Sunday, August 4, 2019

August is Supposed to be Happiness Happens Month

Image by HOerwin56 from Pixabay
I am posting this on a day that is full of horror and sorrow. A day which once again finds families making preparations to bury victims of violence. Violence that is happening too frequently to chalk it up to a homicidal sociopath with motives that cannot be explained. Homicidal sociopaths have always existed among us. However, they have now been joined by homicidal ideologues who have been emboldened by hateful rhetoric. Rhetoric that aims to normalize divisive tribalism in order to centralize power, control and the money that goes with it.

Today, as I feel almost without hope, I remind myself, as did Anne Frank, that there IS good in the world. Good that is not owned by one group or another, but that lives in the hearts and minds of many people. People who must now, as we did after 9-11, bind together to keep the darkness at bay. 

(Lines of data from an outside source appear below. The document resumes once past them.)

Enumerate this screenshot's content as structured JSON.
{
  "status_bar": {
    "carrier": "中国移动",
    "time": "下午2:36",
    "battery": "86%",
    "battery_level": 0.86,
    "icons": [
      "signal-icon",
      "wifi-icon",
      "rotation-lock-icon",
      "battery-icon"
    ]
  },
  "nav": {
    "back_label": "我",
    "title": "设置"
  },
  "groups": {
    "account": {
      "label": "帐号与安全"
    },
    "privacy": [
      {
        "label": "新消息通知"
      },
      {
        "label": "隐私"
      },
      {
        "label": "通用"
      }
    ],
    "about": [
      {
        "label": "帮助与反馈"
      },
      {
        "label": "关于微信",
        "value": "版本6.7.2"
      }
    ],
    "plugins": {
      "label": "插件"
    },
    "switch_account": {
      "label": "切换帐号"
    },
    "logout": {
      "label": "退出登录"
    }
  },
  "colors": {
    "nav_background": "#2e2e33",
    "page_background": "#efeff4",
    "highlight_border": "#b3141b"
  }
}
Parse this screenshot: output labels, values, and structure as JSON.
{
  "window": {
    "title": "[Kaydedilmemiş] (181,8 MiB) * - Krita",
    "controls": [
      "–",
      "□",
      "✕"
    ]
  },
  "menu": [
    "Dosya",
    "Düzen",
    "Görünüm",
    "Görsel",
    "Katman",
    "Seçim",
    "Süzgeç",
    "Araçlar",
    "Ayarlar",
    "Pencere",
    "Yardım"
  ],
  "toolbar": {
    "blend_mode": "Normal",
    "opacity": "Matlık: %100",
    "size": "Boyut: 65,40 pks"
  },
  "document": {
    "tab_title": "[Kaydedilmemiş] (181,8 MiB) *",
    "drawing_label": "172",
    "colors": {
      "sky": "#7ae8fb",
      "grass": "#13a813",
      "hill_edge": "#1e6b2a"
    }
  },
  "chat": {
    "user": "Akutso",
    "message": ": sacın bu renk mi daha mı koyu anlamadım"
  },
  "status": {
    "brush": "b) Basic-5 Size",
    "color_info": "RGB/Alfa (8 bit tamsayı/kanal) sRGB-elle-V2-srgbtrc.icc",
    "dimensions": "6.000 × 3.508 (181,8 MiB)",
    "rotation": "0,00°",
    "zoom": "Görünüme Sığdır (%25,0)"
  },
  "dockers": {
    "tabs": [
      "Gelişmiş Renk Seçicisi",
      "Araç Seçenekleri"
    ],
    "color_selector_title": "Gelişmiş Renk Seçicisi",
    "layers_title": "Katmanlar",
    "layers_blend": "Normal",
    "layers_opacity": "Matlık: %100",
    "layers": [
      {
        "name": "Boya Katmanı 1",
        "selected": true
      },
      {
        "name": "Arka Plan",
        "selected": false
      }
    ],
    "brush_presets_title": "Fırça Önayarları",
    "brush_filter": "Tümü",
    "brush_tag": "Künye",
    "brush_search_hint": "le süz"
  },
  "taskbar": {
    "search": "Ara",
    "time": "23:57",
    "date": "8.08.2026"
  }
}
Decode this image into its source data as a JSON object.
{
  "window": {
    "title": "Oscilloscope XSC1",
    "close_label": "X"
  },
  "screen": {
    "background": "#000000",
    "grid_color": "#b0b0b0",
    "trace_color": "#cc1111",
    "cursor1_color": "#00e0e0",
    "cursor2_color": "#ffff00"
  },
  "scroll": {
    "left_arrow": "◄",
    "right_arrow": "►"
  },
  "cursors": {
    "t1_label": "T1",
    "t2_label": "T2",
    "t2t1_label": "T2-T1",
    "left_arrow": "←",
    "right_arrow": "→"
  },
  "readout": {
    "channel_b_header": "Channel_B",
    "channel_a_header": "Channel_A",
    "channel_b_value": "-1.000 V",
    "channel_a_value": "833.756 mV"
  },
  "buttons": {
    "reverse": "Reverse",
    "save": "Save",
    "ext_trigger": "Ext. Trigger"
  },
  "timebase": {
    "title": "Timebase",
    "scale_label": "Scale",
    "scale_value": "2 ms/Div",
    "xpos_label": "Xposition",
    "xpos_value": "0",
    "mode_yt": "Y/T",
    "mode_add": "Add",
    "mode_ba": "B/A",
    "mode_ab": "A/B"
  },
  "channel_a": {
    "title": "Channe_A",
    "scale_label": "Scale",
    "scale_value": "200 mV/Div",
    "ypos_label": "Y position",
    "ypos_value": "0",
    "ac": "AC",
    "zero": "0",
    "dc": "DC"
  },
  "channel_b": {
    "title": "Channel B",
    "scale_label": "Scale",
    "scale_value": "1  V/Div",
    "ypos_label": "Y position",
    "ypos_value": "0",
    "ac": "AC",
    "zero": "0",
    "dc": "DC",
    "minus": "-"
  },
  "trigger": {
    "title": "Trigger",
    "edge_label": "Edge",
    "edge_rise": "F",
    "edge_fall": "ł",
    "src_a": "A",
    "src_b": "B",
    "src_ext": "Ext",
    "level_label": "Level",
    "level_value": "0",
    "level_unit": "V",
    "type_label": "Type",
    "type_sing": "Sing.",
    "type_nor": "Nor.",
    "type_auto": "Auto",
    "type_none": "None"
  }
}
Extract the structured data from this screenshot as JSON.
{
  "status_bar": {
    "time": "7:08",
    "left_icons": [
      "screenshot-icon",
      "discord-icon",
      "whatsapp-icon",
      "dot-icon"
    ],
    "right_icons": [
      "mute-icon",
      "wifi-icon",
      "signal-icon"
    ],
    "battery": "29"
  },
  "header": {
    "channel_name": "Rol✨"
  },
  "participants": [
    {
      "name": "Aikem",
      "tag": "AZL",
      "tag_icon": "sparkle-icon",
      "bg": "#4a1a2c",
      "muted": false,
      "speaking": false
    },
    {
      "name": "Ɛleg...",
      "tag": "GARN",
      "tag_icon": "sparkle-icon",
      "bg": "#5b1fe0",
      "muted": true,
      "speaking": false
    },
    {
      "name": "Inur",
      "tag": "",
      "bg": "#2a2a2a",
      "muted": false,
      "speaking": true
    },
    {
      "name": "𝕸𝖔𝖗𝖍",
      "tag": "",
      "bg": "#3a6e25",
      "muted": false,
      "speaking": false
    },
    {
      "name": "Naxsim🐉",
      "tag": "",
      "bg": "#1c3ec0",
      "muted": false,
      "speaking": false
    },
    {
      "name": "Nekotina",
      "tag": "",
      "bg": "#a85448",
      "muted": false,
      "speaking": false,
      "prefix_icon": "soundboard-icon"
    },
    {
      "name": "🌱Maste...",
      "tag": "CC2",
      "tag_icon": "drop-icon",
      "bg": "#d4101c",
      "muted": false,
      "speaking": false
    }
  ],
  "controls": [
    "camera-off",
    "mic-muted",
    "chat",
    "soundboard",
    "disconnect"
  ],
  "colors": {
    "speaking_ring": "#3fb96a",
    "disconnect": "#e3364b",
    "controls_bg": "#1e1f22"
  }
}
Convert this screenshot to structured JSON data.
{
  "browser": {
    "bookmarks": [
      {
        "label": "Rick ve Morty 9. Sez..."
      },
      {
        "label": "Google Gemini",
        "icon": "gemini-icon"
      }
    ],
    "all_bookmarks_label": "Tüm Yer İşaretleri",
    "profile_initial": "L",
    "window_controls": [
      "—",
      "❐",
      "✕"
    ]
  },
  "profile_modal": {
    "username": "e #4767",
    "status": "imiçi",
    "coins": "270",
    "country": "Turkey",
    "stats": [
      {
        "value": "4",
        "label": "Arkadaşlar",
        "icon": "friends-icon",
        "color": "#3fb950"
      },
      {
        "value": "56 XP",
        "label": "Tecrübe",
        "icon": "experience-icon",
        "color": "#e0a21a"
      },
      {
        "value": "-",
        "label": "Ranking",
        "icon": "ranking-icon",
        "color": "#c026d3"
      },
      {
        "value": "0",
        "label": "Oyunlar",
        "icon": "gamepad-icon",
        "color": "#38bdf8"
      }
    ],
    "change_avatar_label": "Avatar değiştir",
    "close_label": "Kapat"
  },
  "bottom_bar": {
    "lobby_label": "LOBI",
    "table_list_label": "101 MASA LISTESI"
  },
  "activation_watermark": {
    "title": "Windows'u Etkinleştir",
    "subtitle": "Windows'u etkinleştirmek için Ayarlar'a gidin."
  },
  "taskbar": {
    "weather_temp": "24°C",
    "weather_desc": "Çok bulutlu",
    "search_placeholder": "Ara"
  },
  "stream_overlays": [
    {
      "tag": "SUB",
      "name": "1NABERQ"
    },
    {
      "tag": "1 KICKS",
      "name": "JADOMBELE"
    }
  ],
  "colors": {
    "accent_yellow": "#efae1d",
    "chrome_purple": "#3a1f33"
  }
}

Once I wrote "we will laugh again" during a time we never thought we could. Since that time I have learned how necessary laughter is to human survival. From primitive times when a smile or laugh between two neolithic strangers was a sign of harmless intentions, and a willingness to
"all get along," to the survival-enhancing and bonding purpose of the laughter of a baby; laughter has sustained humanity.


On the evening of the Charlie Hebdo shooting in January, 2015, I was scheduled to give a presentation on laughter. I was despondent, I could not imagine asking people to laugh on such a horrific day. But after expressing my concern to other members of the Association for Applied & Therapeutic Humor, I understood how very important it was to go on with the program. Not only to share laughter in a safe space to ease stress and release endorphins, but to help the attendees build resilience to help them through the difficult days. Difficult days, that now, in 2019, are still being repeated.

My wish for those in mourning is that happy memories — times of laughter and smiling — will help sustain them in the days, weeks, months and years ahead. That they may gather with others who loved the persons lost; to weep together, grieve together, share memories together, and eventually laugh together.

And I will continue to look for those people who help us build our resilience through their smiles, laughter, hopefulness and giving spirits. And I will be thanking those near me in Central New Jersey, who share this gift with others. Not just because it is a nice thing to do, but because we need it for our survival.